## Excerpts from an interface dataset
——————
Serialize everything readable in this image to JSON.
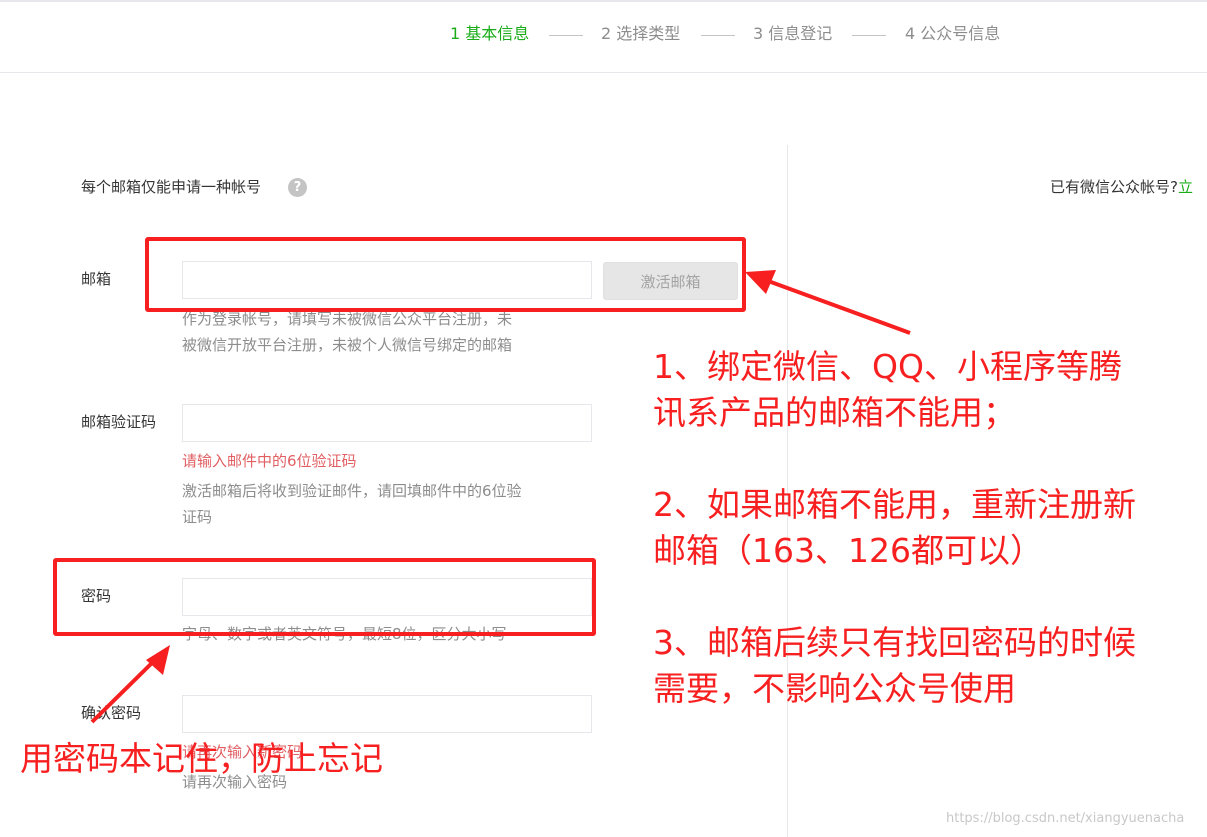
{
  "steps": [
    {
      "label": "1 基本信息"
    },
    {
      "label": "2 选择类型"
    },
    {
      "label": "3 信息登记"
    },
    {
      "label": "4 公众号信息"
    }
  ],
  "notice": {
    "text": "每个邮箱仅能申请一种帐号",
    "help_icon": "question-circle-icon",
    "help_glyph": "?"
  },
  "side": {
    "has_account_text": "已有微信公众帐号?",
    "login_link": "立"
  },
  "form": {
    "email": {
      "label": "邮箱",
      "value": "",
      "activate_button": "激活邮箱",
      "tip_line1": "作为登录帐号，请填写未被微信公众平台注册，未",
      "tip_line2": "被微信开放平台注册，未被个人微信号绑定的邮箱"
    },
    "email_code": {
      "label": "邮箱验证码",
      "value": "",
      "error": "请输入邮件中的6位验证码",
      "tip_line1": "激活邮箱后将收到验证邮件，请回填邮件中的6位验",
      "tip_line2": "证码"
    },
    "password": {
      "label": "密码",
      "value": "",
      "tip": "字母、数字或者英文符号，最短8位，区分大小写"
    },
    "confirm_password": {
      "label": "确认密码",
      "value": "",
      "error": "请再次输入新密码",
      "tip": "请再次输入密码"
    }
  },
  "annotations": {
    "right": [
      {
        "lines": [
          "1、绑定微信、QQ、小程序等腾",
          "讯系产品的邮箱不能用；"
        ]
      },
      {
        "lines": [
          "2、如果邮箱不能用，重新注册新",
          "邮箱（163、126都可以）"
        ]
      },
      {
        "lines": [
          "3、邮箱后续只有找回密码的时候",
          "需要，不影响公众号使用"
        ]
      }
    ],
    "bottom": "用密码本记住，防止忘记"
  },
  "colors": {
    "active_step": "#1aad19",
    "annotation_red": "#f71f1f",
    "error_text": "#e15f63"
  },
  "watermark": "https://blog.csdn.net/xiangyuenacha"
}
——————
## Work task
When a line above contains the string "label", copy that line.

## Answer for this exercise
      "label": "1 基本信息"
      "label": "2 选择类型"
      "label": "3 信息登记"
      "label": "4 公众号信息"
      "label": "邮箱",
      "label": "邮箱验证码",
      "label": "密码",
      "label": "确认密码",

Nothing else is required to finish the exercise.